Excerpts from an interface dataset

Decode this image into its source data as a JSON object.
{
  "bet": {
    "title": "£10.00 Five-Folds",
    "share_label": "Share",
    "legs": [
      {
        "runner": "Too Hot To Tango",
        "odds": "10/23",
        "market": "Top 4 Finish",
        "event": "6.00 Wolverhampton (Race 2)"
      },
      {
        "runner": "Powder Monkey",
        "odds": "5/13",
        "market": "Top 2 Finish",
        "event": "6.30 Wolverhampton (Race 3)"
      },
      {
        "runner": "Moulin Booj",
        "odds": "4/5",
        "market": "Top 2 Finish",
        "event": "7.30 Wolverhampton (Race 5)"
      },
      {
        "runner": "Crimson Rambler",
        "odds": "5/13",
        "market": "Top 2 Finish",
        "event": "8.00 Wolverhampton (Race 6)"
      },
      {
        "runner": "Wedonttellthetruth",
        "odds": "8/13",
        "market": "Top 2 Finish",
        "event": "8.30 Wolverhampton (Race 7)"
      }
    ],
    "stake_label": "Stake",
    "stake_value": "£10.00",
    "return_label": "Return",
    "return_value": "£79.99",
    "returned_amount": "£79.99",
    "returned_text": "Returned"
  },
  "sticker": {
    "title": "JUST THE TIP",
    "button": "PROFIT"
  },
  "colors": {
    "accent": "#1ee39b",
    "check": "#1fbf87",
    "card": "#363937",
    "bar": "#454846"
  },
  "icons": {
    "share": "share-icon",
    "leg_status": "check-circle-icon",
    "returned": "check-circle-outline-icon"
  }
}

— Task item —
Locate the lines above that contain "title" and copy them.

— Output of the task —
    "title": "£10.00 Five-Folds",
    "title": "JUST THE TIP",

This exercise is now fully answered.